(Excerpts from an interface dataset)
━━━━━━━━━━━━━━━━━━━━

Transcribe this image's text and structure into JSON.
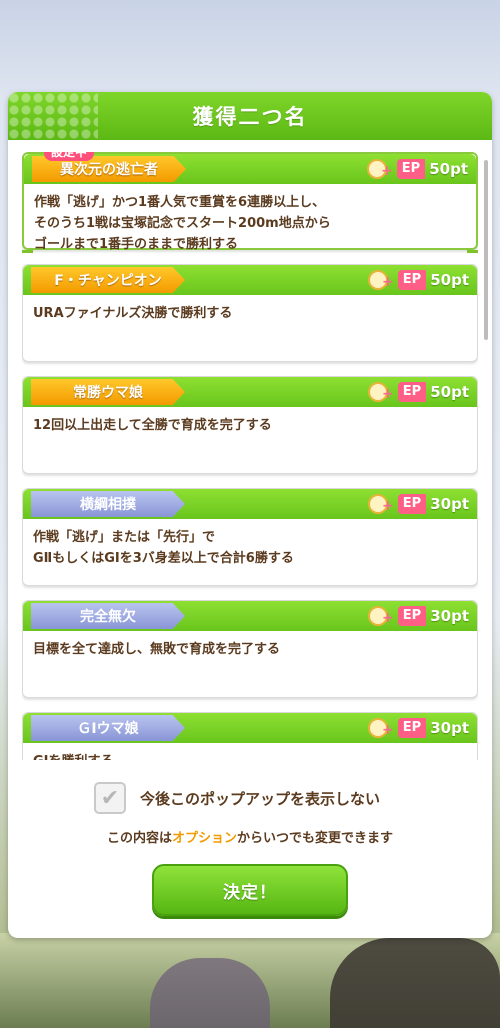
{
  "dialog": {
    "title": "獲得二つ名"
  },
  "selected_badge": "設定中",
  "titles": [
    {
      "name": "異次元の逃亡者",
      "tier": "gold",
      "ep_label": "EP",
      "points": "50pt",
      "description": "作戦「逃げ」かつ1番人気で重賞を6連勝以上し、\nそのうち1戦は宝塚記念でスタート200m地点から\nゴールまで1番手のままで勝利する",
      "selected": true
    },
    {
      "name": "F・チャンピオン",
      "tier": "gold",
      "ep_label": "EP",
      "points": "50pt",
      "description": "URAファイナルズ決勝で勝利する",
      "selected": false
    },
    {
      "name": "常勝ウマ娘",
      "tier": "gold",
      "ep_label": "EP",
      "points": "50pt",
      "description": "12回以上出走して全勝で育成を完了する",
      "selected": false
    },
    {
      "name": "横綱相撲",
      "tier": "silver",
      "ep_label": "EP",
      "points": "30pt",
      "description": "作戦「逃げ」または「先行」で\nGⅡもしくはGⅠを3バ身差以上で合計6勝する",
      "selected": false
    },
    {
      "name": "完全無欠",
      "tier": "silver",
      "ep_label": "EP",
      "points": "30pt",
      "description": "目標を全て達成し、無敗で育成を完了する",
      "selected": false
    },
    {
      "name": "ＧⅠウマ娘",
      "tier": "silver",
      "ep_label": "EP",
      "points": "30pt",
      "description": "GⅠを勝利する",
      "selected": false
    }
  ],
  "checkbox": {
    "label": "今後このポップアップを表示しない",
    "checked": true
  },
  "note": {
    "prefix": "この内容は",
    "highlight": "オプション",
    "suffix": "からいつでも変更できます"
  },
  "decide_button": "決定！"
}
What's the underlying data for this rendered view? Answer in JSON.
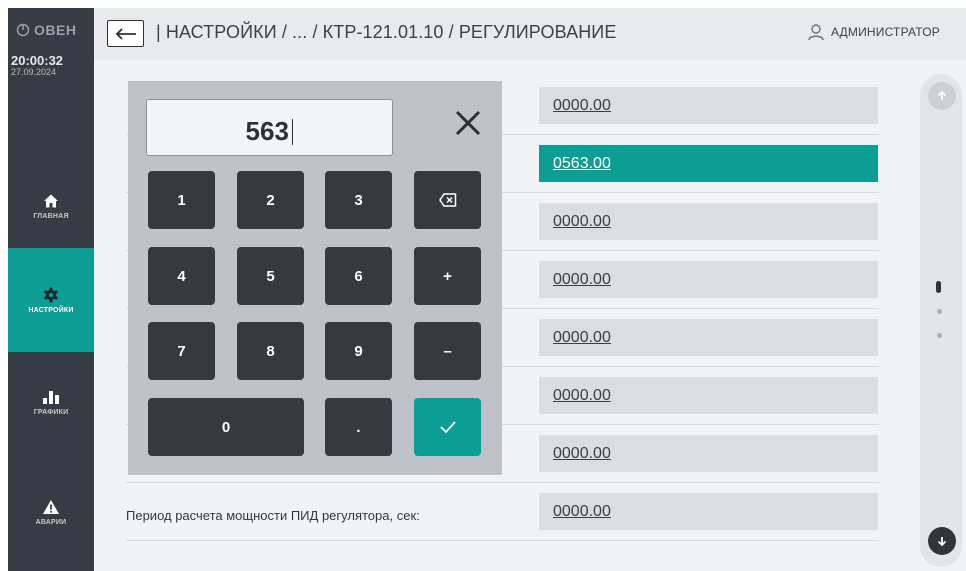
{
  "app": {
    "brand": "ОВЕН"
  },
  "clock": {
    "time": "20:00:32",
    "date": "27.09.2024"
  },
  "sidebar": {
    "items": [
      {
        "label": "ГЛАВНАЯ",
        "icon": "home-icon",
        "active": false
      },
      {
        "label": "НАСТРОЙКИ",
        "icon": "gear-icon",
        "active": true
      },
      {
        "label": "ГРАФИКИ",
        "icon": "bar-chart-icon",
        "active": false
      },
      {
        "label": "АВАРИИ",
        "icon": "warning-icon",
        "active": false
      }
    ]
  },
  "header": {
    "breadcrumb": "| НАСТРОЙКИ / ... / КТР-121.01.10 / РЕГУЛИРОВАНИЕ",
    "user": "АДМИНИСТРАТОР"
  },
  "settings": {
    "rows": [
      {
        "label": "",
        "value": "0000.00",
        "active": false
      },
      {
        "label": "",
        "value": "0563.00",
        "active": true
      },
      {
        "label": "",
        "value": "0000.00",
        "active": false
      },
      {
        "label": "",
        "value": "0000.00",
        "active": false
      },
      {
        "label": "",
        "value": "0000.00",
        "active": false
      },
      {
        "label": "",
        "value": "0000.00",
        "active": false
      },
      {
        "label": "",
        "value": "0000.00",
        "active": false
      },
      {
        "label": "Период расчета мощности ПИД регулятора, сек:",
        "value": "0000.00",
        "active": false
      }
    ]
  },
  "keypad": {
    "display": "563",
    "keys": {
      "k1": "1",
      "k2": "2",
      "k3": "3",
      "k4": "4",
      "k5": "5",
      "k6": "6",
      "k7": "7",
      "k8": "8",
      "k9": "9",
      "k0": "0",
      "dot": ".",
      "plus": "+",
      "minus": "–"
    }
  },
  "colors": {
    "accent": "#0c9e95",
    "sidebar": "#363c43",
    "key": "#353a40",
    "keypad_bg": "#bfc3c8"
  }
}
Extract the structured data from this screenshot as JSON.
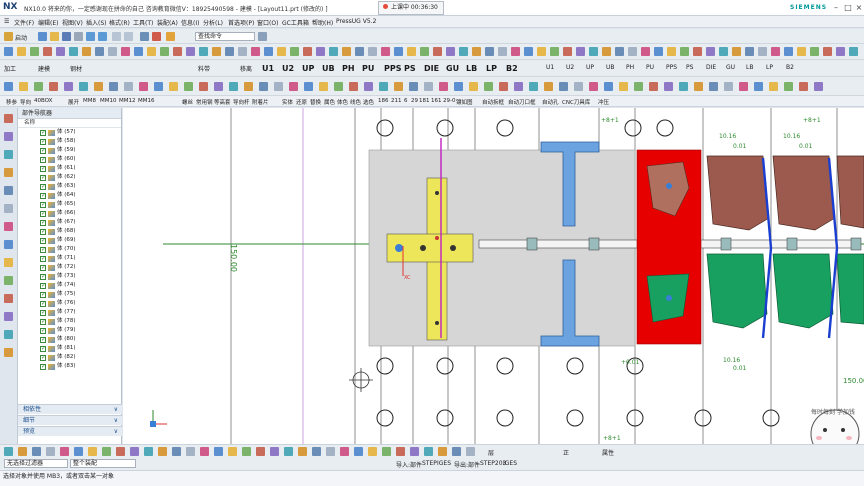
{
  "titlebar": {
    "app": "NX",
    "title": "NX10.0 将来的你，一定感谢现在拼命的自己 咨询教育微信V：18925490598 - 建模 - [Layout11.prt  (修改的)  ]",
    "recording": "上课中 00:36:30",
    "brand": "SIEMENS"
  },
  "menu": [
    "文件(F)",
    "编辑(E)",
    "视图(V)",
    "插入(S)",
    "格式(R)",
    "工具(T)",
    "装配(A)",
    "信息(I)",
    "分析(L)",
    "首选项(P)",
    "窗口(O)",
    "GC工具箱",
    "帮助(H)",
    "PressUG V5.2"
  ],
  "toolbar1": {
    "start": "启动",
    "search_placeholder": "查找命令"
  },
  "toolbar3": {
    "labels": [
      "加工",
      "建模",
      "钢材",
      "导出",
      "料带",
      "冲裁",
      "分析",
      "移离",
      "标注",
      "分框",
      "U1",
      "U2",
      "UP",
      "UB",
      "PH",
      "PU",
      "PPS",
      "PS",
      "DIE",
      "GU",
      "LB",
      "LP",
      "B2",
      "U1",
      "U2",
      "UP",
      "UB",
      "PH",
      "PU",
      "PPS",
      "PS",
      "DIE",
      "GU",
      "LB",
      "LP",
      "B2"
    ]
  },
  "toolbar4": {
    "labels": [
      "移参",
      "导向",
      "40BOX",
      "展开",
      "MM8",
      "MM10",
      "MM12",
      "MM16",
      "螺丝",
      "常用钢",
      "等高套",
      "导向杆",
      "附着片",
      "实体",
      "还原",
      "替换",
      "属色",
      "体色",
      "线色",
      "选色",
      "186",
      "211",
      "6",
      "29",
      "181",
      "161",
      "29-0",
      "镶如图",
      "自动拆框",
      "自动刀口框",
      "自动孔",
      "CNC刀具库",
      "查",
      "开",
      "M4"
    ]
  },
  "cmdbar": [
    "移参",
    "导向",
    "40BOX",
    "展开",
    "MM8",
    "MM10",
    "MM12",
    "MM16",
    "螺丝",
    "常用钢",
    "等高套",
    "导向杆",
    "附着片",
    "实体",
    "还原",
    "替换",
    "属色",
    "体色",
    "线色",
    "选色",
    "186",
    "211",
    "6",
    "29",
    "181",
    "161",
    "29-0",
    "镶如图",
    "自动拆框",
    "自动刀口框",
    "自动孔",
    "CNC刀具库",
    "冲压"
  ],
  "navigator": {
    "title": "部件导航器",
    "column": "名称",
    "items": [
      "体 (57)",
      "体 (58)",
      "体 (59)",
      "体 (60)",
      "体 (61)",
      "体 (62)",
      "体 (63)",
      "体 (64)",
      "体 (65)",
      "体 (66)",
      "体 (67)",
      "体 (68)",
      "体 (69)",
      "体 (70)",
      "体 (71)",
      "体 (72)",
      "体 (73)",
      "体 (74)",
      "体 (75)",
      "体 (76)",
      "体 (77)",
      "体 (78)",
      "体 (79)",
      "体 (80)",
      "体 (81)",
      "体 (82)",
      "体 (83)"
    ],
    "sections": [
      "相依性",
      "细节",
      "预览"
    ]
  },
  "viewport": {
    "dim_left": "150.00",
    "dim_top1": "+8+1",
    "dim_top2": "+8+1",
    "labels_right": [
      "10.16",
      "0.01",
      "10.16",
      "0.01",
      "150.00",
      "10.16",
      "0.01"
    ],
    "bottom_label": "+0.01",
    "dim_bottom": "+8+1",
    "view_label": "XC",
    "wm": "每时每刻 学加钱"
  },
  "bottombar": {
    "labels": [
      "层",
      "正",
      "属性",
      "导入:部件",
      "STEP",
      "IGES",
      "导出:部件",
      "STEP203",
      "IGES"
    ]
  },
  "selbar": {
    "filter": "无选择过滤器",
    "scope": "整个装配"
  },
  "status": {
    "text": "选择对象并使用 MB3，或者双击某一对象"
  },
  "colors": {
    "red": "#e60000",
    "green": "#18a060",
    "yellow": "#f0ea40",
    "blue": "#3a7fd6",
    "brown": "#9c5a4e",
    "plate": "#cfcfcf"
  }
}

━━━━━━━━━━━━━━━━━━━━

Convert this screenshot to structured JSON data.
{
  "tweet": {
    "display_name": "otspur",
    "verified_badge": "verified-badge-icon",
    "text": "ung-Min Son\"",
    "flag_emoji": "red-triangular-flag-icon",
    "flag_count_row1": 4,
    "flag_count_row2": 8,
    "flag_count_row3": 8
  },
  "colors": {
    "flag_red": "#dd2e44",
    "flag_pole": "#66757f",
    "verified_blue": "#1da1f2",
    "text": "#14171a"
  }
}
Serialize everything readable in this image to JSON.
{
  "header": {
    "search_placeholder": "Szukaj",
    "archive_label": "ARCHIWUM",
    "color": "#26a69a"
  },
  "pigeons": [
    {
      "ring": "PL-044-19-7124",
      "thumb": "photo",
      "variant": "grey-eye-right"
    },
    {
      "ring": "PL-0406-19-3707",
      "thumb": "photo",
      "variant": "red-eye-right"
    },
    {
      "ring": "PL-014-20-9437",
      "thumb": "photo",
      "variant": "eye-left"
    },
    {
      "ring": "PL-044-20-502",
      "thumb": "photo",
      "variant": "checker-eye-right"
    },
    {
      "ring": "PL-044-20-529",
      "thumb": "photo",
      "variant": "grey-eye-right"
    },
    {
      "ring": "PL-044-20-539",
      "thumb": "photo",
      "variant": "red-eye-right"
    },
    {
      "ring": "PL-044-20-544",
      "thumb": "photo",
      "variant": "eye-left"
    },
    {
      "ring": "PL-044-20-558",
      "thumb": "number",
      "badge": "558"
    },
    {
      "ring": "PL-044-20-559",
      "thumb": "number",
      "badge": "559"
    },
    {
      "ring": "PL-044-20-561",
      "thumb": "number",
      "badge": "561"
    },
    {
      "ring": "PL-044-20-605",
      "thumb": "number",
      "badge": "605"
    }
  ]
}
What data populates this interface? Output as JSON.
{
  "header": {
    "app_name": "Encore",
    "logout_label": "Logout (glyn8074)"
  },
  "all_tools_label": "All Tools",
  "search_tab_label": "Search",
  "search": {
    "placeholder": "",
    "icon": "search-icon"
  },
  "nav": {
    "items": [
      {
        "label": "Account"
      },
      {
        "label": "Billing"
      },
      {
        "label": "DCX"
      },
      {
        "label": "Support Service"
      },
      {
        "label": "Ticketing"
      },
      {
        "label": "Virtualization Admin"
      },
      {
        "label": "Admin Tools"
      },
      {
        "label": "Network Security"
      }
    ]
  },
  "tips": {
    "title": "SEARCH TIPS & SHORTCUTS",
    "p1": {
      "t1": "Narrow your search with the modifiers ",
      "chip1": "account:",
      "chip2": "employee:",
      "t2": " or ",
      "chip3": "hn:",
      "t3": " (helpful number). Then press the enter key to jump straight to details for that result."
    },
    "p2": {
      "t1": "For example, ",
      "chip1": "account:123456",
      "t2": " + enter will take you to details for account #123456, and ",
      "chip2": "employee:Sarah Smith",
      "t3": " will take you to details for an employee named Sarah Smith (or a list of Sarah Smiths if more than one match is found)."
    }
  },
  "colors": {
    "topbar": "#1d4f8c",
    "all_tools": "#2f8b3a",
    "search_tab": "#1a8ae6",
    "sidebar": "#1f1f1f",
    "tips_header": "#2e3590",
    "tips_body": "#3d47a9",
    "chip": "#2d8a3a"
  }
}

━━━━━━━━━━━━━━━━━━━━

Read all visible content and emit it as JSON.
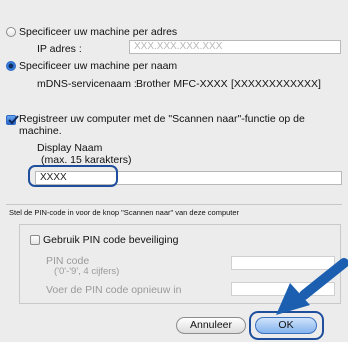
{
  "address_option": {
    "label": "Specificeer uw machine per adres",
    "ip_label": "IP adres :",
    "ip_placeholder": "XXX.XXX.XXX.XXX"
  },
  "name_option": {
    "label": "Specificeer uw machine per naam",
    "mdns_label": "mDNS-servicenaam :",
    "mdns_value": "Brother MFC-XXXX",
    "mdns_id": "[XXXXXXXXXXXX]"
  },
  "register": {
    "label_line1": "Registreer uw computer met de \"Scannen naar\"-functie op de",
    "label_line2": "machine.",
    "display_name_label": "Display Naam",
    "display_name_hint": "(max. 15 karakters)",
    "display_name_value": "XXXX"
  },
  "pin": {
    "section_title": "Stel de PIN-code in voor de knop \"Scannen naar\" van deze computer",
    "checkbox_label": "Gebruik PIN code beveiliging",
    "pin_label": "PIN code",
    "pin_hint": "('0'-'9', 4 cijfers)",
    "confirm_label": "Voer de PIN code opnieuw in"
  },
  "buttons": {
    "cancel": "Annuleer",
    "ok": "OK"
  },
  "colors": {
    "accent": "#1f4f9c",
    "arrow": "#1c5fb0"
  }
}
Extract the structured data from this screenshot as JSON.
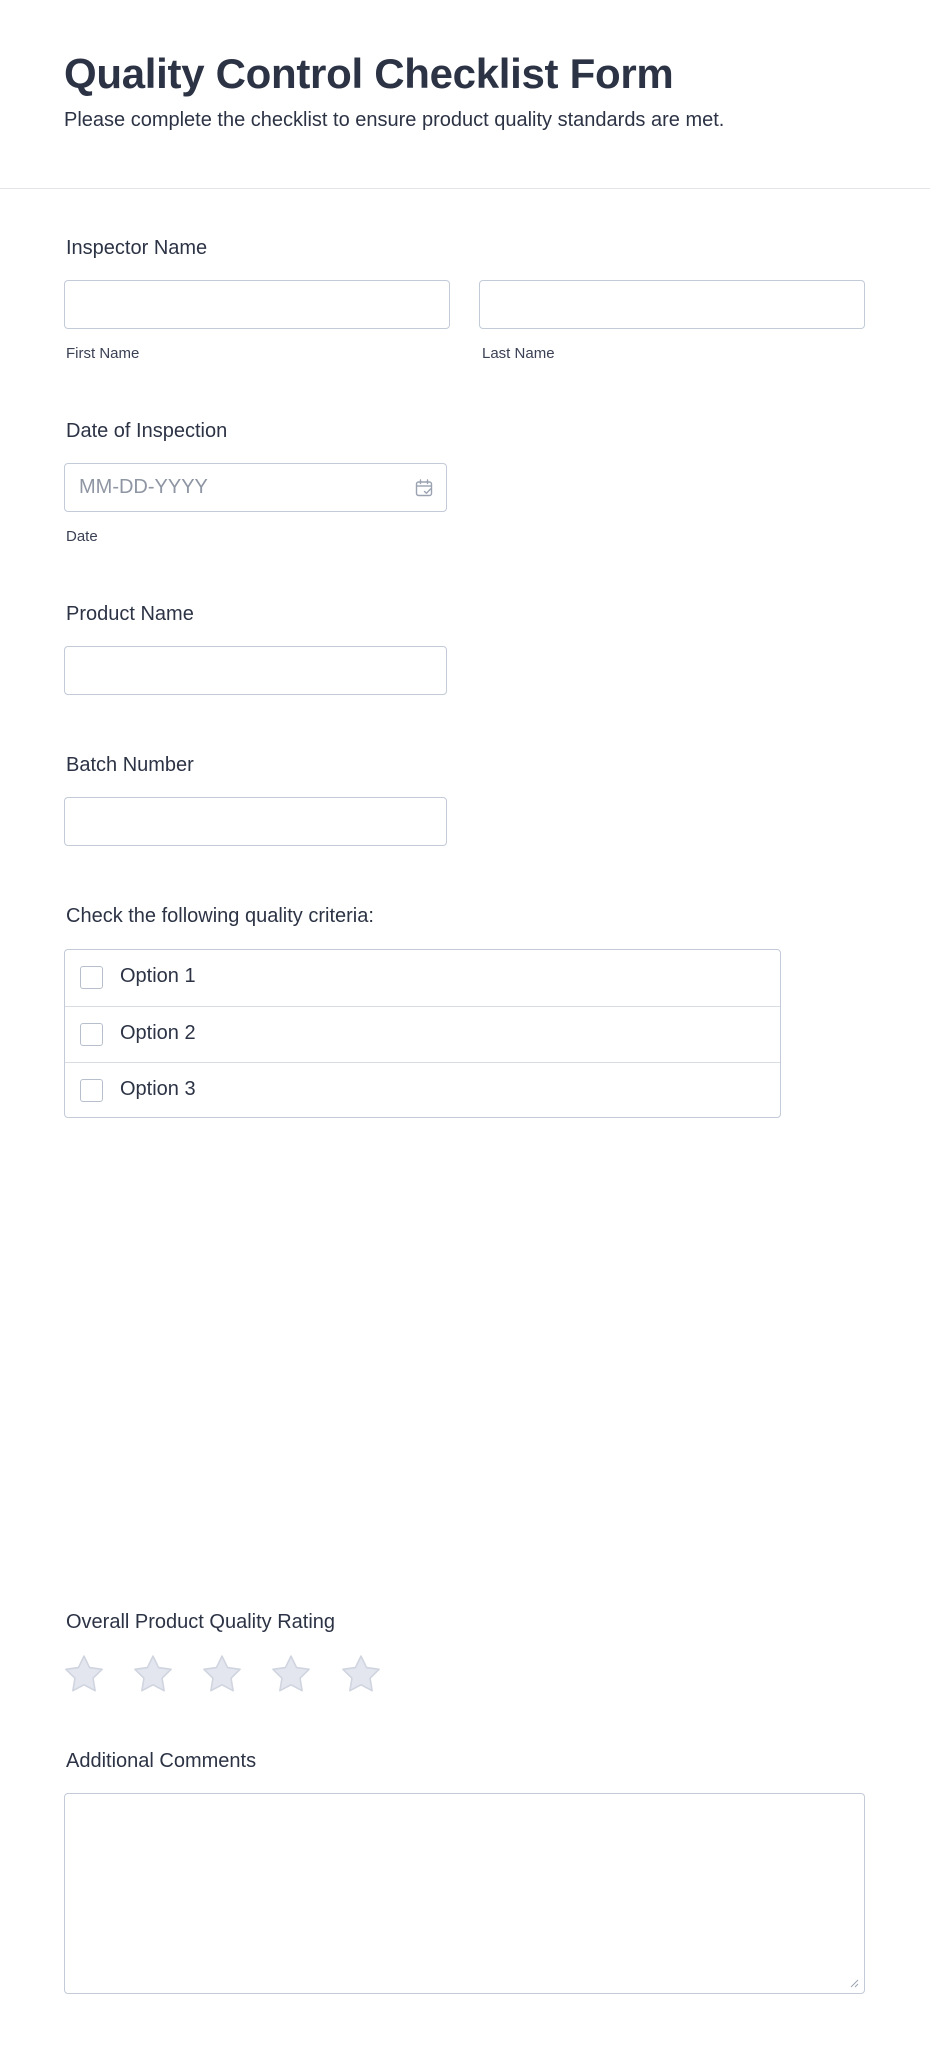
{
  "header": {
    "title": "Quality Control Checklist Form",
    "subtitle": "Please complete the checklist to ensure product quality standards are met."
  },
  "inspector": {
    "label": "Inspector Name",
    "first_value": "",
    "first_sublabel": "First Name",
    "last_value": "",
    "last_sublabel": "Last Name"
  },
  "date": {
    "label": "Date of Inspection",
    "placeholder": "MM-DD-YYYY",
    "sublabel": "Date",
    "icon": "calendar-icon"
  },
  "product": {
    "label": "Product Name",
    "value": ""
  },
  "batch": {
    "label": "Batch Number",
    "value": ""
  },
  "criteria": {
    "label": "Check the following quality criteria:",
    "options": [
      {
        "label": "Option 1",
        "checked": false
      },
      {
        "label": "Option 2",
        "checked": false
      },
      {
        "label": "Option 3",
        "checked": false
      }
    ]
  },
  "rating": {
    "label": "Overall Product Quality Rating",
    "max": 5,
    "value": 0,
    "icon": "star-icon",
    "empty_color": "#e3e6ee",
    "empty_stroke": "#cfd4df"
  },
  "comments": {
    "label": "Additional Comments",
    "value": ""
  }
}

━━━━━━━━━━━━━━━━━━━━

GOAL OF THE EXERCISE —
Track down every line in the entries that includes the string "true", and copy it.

EXPECTED OUTPUT —
      "selected": true
    "checked": true
        "active": true
        "active": true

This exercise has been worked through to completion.